**What to produce**
Look through the lines below and extract each one that contains "this".

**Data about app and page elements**
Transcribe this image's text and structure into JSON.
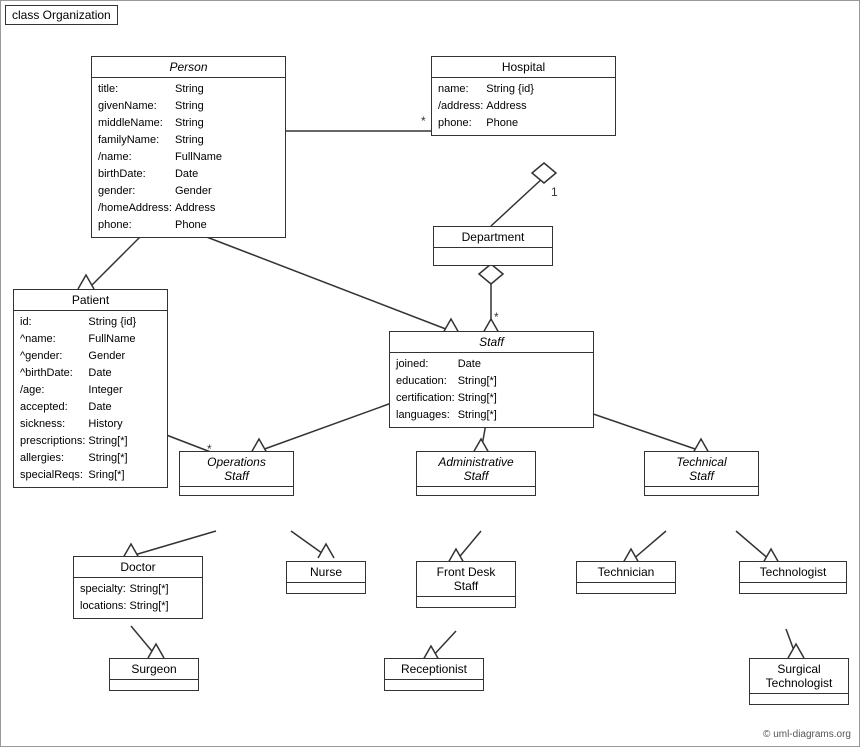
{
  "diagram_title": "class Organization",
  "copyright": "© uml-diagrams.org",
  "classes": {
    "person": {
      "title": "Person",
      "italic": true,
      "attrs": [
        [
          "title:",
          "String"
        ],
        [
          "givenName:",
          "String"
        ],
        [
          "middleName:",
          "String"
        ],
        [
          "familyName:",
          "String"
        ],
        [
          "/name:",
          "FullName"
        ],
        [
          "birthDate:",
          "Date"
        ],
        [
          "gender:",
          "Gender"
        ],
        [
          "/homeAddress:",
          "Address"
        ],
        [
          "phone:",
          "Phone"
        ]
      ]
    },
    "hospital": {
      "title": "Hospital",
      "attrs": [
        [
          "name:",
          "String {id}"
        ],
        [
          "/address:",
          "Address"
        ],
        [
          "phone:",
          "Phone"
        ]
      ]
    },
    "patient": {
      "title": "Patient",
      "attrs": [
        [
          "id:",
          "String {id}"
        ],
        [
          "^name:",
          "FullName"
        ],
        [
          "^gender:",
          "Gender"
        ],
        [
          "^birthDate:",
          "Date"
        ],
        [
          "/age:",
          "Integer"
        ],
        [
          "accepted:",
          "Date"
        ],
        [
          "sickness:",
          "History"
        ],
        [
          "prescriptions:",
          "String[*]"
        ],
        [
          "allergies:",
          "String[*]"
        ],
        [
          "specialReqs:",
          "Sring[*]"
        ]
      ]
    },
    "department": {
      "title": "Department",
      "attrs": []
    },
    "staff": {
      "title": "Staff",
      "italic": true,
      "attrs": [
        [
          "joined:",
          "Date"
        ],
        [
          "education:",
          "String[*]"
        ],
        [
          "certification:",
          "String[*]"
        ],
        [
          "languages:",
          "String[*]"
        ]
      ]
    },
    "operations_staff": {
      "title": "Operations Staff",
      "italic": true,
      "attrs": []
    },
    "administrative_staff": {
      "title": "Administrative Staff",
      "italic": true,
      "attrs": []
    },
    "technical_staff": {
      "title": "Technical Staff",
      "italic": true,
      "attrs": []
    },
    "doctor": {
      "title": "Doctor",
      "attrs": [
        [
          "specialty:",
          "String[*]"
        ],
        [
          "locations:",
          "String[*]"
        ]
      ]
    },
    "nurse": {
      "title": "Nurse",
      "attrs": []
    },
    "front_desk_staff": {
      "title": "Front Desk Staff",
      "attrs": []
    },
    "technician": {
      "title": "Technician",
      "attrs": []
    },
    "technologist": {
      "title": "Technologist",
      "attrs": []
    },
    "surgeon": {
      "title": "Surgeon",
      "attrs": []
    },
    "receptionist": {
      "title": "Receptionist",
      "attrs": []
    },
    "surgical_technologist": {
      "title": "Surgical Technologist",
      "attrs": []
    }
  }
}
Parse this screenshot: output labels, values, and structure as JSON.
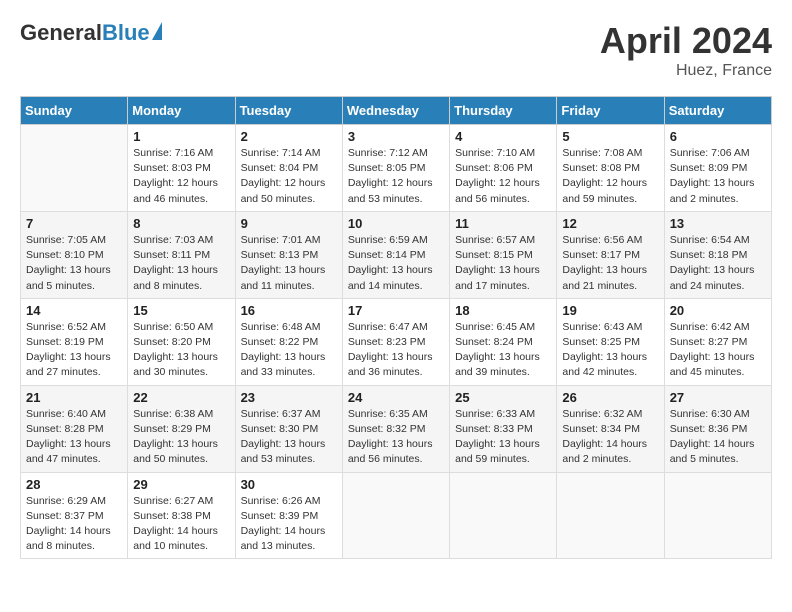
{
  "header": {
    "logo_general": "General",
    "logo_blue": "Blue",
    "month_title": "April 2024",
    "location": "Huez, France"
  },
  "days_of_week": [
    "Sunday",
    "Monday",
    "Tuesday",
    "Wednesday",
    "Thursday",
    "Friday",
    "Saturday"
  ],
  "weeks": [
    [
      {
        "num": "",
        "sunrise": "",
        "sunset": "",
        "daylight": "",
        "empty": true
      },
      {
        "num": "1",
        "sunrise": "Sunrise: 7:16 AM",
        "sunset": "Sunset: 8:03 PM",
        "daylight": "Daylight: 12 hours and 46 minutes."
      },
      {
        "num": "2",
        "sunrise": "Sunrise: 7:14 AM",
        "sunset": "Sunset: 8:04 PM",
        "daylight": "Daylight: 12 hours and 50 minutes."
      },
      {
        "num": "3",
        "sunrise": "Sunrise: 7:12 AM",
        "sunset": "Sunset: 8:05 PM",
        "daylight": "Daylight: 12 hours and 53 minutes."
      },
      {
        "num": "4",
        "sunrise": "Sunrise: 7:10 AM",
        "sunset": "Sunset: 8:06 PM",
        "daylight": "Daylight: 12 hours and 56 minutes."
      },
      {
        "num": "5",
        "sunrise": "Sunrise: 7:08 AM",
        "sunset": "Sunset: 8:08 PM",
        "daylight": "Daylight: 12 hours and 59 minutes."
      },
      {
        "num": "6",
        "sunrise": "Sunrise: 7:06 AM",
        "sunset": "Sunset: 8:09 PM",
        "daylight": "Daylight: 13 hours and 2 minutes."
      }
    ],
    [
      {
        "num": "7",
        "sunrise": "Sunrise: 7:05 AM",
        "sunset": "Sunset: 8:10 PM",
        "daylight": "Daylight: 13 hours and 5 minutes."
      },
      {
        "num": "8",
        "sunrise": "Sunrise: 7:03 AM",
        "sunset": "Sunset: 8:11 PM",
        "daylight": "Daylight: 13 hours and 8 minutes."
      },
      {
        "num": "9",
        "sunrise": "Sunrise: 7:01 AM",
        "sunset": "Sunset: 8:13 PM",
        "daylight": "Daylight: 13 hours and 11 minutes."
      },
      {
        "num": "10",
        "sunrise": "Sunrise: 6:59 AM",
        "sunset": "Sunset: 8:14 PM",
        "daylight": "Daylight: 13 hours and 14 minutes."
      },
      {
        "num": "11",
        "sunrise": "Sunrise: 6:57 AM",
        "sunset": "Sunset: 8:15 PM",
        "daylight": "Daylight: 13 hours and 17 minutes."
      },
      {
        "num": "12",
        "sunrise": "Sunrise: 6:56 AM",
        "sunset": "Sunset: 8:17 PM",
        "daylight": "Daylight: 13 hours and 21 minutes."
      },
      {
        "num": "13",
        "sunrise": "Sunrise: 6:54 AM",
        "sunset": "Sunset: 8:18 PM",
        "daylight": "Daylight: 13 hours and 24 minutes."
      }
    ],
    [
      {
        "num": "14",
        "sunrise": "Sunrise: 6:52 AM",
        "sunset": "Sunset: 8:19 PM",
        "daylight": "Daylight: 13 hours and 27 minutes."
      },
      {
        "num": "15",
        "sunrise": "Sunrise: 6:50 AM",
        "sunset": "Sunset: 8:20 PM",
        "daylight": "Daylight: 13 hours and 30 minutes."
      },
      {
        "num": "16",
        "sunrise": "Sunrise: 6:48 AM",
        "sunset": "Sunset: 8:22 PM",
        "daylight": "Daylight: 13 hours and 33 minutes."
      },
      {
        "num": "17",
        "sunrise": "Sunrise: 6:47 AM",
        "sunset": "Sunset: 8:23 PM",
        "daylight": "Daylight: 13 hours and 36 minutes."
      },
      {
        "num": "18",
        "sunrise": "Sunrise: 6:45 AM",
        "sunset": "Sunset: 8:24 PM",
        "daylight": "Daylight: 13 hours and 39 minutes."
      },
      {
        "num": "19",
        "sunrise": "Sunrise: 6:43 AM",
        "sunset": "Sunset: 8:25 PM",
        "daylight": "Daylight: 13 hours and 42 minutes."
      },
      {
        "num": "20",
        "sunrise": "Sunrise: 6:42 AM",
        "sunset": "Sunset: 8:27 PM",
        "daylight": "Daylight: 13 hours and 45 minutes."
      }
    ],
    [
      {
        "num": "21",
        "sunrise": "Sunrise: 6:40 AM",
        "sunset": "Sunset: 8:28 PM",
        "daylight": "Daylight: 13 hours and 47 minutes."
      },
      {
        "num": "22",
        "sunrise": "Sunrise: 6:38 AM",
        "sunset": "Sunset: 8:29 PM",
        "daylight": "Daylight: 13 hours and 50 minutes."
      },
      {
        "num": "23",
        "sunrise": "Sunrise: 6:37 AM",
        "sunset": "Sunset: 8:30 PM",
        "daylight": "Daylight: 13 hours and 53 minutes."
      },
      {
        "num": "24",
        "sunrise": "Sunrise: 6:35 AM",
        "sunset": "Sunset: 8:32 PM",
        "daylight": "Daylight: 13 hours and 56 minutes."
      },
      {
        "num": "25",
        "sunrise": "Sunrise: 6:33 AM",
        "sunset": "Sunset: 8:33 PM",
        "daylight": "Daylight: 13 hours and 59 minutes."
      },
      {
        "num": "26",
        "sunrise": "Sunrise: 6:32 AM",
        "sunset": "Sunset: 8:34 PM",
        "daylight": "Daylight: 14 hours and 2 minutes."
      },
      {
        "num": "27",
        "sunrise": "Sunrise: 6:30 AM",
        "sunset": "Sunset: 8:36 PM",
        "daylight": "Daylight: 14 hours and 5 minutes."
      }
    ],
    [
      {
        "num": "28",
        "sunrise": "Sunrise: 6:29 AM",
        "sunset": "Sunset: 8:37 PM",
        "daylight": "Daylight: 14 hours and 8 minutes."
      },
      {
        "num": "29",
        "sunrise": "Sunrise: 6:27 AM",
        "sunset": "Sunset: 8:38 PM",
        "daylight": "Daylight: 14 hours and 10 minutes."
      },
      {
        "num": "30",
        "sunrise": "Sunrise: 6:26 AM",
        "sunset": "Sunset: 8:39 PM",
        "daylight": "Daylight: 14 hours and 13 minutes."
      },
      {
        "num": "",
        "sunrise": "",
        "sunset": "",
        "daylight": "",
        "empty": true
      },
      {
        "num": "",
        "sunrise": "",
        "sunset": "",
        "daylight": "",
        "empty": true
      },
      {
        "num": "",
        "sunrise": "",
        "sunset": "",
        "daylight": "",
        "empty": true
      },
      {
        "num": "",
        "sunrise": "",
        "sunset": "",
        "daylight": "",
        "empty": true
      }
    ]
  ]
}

**Your response**
Transcribe this image's text and structure into JSON.
Parse this screenshot: output labels, values, and structure as JSON.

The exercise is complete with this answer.